Poker is a game of chance, but it also requires skill, psychology and game theory. In fact, it is often just a few simple little adjustments that can help you go from being a break-even beginner player to becoming a big time winner. It all starts with a mental shift that allows you to view the game in a cold, calculated and mathematical way rather than being emotional or superstitious.
The first step is to understand the basic rules of poker. This is done by reading a book on the subject or playing with a group of players who know how to play. It is also helpful to start a group chat or meet weekly with players who are winning at the stakes you are playing in, so you can talk about hands and learn from their decisions.
Once you have an understanding of the basic rules, you should start observing other players and paying attention to their betting patterns. If a player seems to be always calling with weak pairs, they are likely a bad player who should be avoided. However, if a player is showing down strong hands and making aggressive bets, they are probably a solid player who you should try to get involved in pots with.

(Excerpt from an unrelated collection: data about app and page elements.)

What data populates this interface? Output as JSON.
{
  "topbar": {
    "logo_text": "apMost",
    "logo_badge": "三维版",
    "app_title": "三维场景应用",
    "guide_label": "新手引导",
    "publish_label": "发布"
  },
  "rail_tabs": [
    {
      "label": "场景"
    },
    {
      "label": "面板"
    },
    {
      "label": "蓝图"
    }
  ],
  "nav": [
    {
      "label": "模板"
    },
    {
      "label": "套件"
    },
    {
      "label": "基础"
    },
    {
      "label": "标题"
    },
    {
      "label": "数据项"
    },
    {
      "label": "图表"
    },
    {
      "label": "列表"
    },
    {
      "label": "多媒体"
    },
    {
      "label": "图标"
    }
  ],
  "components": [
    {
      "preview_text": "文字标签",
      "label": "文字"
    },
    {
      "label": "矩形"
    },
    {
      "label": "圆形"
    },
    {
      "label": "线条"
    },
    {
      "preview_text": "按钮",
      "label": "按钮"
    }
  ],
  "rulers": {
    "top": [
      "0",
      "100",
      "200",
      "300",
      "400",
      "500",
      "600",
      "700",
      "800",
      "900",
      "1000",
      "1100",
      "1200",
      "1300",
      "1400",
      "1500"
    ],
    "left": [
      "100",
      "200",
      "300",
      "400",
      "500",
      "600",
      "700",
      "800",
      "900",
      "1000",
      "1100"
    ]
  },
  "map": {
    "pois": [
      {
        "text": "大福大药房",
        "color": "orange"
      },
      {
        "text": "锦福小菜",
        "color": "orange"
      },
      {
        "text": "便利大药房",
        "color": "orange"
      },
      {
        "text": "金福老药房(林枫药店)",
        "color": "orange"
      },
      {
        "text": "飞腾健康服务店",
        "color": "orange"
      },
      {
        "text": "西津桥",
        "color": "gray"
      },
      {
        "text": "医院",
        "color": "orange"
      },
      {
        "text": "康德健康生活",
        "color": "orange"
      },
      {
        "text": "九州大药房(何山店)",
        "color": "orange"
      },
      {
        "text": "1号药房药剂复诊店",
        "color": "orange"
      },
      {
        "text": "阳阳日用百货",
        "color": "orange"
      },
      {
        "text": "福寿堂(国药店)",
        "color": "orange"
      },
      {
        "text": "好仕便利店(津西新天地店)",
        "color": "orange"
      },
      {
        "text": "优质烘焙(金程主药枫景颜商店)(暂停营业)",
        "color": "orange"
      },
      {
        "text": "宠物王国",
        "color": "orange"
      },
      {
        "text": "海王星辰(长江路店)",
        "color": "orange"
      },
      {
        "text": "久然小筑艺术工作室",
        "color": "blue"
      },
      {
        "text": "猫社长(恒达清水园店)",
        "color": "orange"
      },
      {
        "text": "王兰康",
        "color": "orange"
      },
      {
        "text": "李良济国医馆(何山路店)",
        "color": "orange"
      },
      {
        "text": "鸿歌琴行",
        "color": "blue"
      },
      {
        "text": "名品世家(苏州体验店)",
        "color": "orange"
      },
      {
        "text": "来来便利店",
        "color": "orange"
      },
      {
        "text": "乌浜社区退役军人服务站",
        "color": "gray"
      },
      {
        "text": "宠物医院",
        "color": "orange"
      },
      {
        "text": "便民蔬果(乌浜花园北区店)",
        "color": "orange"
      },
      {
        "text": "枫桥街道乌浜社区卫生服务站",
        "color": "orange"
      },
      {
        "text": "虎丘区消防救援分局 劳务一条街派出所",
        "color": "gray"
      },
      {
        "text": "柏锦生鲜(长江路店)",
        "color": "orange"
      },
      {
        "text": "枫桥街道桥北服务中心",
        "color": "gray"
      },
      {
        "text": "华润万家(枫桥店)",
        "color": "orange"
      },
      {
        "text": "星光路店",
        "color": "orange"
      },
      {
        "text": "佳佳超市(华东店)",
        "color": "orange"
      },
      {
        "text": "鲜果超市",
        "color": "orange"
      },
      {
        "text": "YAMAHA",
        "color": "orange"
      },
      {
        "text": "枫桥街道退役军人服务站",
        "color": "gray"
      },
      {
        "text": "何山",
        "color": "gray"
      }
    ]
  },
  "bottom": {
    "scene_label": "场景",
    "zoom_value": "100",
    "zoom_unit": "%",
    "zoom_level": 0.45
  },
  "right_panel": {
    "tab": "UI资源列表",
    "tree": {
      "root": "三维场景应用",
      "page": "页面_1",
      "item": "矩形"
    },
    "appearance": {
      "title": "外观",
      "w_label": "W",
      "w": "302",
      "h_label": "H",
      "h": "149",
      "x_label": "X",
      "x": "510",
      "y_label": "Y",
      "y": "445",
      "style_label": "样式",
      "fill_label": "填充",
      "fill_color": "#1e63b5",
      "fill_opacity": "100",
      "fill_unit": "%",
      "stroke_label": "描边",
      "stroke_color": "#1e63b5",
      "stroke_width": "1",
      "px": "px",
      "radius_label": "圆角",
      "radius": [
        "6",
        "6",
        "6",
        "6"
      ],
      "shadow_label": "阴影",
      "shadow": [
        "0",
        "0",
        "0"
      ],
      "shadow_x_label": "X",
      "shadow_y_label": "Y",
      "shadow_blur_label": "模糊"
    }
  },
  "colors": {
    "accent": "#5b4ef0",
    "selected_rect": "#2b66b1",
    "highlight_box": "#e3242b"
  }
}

When betting comes around to you, the best strategy is to raise a strong hand and price all of the worse hands out of the pot. This is usually better than calling, especially if your hand has good odds of winning.
The highest value hands in poker are straight flushes, full houses and two pair. A straight is five cards in a row, either in sequence or in rank, but not all of them must be of the same suit (for example, A-K-Q-J-T). A flush is 5 cards of the same suits, and a full house is 3 matching cards of one rank plus 2 matching cards of another rank.
One of the most important things to remember is that even the best players in the world have losing sessions. If you can learn to minimize your losses and keep improving, the results will take care of themselves over time.